On July 26, University of Central Florida was awarded a $US434,800 National Institutes of Health grant to develop a game to promote abstinence among Latina school students, reports the Orlando Business Journal.
The above picture shows what looks to be the game in alpha. It could even be the demo used to attain the funds. The actual game development will continue over the next two years. The finished product has not yet been shown, because the game hasn't been developed!
The game will be designed to help young Latina students respond to peer pressure. UCF Today describes how it will work: "The schoolgirls will interact with realistic computer-generated characters that speak and respond to them in real-life scenarios. To make the game as realistic as possible, the avatars are controlled by the actions of a skilled 'interactor' using motion-capture technology. The interactor remains hidden, often in a remote location, during game play."
Anne Norris, a UCF nursing professor, and Charles Hughes, a UCF computer science professor, will helm the project. The team will collect data from focus groups of Latina students, and the beta will be play tested on Latina students, tracking their progress.

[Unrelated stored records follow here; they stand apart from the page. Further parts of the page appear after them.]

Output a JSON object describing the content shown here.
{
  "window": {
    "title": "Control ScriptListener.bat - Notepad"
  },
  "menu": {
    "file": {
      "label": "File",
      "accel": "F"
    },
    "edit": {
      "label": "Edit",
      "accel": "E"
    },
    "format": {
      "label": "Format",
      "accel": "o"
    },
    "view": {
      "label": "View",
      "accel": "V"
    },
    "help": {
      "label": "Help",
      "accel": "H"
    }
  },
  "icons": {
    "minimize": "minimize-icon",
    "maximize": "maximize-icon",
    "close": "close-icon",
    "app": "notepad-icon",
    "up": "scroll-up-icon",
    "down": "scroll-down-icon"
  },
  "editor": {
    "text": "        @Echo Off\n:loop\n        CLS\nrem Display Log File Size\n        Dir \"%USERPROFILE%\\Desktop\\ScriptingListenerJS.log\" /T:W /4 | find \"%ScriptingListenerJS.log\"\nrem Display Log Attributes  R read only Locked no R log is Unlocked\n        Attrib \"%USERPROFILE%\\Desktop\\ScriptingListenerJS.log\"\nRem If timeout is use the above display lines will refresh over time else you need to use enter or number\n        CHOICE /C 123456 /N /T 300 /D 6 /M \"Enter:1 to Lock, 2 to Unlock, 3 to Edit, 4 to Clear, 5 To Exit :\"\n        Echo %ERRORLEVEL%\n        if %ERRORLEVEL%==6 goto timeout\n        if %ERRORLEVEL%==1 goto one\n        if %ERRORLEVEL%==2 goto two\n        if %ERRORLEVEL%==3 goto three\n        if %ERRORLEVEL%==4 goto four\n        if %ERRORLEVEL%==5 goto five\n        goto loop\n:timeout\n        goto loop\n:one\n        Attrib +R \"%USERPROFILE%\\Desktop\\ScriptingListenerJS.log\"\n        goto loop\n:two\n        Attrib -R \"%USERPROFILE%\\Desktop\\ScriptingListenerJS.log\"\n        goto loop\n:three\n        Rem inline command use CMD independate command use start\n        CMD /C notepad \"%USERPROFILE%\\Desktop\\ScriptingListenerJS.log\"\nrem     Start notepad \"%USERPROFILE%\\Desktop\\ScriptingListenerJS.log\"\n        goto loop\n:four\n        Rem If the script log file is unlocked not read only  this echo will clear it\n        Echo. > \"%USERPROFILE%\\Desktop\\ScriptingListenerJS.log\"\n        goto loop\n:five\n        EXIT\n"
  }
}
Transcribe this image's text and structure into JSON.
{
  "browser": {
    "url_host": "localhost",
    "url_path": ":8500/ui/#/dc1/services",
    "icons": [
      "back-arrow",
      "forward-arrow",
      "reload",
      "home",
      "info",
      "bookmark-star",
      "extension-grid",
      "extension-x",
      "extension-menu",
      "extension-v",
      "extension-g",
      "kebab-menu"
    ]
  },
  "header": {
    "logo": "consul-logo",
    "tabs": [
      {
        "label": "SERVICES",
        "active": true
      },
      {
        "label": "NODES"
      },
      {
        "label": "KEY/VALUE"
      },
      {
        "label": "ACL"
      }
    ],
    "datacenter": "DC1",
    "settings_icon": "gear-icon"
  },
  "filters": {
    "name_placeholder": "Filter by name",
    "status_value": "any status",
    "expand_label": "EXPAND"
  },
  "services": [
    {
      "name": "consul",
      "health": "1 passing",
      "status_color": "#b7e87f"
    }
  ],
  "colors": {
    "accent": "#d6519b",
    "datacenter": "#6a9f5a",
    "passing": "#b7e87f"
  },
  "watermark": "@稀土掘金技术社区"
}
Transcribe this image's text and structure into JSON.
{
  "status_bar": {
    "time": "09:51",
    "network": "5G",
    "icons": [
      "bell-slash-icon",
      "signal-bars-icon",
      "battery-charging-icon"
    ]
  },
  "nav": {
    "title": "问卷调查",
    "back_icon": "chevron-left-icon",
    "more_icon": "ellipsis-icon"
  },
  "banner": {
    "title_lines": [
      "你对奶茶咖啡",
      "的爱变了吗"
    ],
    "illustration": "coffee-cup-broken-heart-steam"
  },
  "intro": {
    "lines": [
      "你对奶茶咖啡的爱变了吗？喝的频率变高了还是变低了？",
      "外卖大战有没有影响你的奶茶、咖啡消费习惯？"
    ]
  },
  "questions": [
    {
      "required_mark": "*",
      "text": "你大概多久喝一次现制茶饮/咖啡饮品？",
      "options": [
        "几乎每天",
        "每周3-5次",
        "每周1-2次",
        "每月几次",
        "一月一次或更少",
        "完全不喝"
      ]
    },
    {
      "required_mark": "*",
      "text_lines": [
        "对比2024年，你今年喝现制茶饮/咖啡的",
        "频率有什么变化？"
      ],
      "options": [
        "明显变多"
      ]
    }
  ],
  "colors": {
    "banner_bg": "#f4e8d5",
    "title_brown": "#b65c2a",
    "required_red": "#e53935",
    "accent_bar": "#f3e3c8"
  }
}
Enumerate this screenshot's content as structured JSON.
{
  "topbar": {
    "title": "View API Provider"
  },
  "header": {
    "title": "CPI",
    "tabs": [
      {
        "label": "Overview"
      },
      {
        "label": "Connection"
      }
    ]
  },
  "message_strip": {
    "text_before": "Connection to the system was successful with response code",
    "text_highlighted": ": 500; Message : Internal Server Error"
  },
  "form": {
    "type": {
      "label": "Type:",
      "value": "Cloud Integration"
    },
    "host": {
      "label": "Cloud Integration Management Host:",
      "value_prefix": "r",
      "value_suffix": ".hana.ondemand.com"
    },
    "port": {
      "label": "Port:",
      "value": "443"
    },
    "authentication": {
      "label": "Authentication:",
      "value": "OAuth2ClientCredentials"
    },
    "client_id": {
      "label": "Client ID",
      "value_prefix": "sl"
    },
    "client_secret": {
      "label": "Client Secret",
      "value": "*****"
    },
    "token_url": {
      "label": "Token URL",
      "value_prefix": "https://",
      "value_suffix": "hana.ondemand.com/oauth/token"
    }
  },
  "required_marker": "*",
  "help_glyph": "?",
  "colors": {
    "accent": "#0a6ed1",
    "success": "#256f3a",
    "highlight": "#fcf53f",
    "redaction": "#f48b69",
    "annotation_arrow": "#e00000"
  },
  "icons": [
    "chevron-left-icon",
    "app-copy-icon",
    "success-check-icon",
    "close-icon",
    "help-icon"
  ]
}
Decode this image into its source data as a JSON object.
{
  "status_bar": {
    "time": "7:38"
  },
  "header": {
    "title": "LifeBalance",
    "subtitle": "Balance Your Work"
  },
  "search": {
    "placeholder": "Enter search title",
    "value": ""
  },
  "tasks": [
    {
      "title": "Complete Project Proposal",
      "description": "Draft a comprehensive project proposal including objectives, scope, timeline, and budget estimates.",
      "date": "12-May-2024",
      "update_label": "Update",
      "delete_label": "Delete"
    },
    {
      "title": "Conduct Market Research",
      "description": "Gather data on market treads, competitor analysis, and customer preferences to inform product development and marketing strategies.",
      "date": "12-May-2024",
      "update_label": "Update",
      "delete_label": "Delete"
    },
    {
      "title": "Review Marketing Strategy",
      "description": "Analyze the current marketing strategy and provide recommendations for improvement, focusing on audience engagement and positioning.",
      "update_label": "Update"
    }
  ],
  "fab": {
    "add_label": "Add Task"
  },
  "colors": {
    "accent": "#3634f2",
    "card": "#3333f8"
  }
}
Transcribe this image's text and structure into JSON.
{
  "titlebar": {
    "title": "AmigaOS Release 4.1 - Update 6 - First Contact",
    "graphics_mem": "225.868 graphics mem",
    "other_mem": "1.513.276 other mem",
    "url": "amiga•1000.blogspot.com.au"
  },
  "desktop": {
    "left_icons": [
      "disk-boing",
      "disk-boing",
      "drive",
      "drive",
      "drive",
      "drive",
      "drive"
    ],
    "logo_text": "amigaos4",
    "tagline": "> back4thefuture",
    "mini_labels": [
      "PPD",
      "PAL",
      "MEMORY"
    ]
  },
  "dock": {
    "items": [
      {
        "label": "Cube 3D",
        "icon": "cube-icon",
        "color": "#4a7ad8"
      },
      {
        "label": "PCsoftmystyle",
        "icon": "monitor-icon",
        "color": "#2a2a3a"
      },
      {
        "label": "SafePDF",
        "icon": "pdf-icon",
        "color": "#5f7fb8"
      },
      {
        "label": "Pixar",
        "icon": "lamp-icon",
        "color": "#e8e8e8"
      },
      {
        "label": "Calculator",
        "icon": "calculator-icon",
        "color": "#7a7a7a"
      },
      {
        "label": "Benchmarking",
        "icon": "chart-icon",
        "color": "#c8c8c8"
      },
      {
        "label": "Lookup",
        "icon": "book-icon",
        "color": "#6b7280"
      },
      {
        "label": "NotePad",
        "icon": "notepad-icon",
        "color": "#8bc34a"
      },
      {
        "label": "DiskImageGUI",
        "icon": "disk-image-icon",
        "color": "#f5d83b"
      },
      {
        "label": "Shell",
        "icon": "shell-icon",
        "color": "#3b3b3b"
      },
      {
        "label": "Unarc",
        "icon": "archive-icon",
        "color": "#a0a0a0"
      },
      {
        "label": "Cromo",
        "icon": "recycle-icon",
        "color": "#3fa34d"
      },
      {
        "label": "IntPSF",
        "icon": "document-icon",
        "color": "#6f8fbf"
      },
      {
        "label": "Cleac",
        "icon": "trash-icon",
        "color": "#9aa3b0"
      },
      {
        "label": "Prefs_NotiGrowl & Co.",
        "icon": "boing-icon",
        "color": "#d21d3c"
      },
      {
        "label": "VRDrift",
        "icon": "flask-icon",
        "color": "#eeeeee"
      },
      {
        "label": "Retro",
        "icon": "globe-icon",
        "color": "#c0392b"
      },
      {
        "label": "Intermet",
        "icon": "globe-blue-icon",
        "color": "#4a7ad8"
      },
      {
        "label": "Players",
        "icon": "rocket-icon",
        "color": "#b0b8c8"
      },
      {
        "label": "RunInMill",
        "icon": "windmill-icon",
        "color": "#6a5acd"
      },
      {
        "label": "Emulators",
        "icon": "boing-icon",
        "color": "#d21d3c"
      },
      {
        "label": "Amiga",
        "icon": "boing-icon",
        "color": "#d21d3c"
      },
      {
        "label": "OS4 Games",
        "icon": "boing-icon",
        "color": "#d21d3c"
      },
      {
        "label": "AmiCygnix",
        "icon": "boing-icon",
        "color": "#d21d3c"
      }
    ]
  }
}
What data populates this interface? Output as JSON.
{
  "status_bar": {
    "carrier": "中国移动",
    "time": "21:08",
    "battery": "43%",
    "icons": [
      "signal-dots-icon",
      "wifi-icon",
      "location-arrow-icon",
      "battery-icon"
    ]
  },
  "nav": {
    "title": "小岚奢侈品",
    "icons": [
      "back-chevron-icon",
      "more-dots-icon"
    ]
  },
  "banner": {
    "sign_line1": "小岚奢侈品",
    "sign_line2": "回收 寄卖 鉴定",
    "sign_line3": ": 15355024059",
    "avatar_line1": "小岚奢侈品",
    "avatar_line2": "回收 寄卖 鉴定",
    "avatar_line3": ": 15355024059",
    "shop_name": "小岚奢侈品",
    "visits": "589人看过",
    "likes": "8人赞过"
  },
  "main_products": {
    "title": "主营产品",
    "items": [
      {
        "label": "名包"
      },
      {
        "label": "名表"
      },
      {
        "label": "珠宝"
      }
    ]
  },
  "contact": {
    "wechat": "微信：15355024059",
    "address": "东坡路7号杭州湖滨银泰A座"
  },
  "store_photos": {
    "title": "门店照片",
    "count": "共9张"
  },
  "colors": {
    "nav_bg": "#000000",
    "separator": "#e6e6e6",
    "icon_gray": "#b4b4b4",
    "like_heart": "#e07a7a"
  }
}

According to Norris, "Our ultimate goal is to reduce pregnancy and sexually transmitted disease among the young Latina population." Low-income Latinas, UCF Today points out, have higher rates of teen birth and HIV than whites.
The game is designed to help the young women respond to questions like why she doesn't have a boyfriend or why she isn't having sex.
The development of this game costs far more than trying to scare young women with STD horror stories. But since tax players are already picking up astronomical, and unpayable teenage hospital bills for pre-term infants, this could be better in the long term.
That is, if it works.
And if it does, the Orlando Business Journal reports that Norris plans to develop a game for boys and other ethnic groups as well.
Avatars to Help Latina Girls Say ‘No' to Sex [UCF Today]
UCF gets $US434K NIH grant [Orlando Business Journal]